We are trying to offer a solution to these challenges by investing in the entire food value chain, from field to plate, with a sustainable approach.

What are the drivers of the agricultural theme in terms of investment?

There are three [drivers]. The first has to do with demographic developments. The world’s population is growing by 1% a year. This is not huge, but there is a clear and direct link between this growth and the consumption of food products and water. Most of this population growth will take place in emerging countries. [These are] countries where increases in living standards are expected, which suggest that consumers will be moving towards more premium products. This should ultimately support the companies operating in these markets.

The second driver is resource conservation. For the food value chain, we believe that this will generate investment opportunities in four areas: firstly, precision agriculture, because it will be necessary to evolve agricultural production methods to use fewer inputs while continuing to produce more; sustainable packaging with the phasing out of plastic; water treatment and recycling; and improving the supply chain. It is estimated that about a third of the world’s food production is wasted. This needs to be improved.

Finally, there are the new consumer trends towards health and wellbeing.

And let’s not forget the development of e-commerce, which is not specific to food, but which has become relevant with covid. I’m thinking of online shopping, online food distributors and even certain delivery services for dishes or ingredients with recipes.

You were talking about a sustainable approach to your investments. How does this manifest itself?

Our approach is based on two pillars.

The first is the exclusion of the worst performing companies. We have a team of ESG analysts who will rate the companies on the basis of ESG criteria. The worst ones will be excluded. And if highly rated companies behave badly on certain criteria relevant to the food value chain--such as water management, waste management, forestry, supply chain and nutritional value of products--they will also be excluded. As well as companies facing controversies such as product contamination that have a significant impact on a company’s reputation or accounts.

This filter excludes about 12% of the companies in our investment universe of about 450 stocks.

The second pillar is a more ‘positive’ approach: we measure the impact of our portfolio in terms of carbon intensity--a measure that has become a classic--water intensity and waste recycling rates. Our commitment is that our portfolio is less carbon and water intensive than our investment universe.

There is a lot of talk about the impact of the war in Ukraine on the energy markets. But what are the impacts on agricultural markets?

They are huge. First of all, Russia and Belarus are major fertiliser exporters. For some fertiliser families, the volumes are unprecedented. For example, these two countries under sanctions represent 40% of world potash exports. This has an impact on product prices.

Then look at the maize, wheat and vegetable oil markets.
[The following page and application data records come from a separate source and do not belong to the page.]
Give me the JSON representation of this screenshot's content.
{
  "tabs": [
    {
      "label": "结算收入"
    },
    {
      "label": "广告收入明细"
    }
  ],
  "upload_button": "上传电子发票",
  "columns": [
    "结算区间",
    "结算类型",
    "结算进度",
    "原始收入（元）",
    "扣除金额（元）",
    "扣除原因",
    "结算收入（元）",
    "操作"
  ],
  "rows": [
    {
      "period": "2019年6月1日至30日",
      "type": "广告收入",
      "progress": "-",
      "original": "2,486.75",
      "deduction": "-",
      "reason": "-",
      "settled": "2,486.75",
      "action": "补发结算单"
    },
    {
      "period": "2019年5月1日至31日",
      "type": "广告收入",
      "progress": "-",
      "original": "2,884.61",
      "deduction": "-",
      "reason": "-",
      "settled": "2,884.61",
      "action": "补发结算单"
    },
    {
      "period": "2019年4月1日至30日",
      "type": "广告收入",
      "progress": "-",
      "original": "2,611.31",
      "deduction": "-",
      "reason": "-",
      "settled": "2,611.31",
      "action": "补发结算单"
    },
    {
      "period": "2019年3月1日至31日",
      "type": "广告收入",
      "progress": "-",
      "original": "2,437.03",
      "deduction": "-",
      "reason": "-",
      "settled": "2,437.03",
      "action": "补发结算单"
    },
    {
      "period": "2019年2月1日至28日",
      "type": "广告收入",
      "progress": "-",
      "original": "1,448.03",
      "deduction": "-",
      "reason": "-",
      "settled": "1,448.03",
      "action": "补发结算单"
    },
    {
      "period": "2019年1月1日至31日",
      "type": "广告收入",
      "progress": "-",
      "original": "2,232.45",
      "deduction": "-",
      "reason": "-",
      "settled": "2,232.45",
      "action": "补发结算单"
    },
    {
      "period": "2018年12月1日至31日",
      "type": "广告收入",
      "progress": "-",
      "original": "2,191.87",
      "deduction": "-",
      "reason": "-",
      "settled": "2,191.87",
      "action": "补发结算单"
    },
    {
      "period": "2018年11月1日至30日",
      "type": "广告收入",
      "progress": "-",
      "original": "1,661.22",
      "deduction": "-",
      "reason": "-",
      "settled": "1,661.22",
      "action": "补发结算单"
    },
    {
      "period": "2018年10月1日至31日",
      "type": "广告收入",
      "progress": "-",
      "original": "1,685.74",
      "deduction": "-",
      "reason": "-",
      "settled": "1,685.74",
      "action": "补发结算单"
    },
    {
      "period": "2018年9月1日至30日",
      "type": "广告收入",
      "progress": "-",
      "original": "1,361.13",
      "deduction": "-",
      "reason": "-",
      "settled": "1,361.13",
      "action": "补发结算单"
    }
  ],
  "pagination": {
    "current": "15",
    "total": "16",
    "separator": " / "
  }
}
Ukraine, which cannot produce, accounts for 15% of world maize exports and 10% of world wheat exports. Russia, which cannot export, accounts for 19% of world wheat exports. Together, these two countries account for three-quarters of the sunflower oil market. With substitution effects, other commodities such as barley and rapeseed are under pressure.

By way of comparison, Russia accounts for 10% of world crude oil production and 4% to 5% of exports.

Can we imagine a food crisis?

The FAO--the World Food and Agriculture Organisation--is talking about supply problems, famine and shortages. Let’s remember that the Arab springs of the 2010s were caused in particular by the very high prices of cereals at the time.

It may seem cynical to mention this, but this crisis has had an extremely beneficial effect on the companies listed on the agriculture sector. Especially for agricultural machinery, fertilisers and seeds.

Originally published in French by Paperjam and translated for Delano.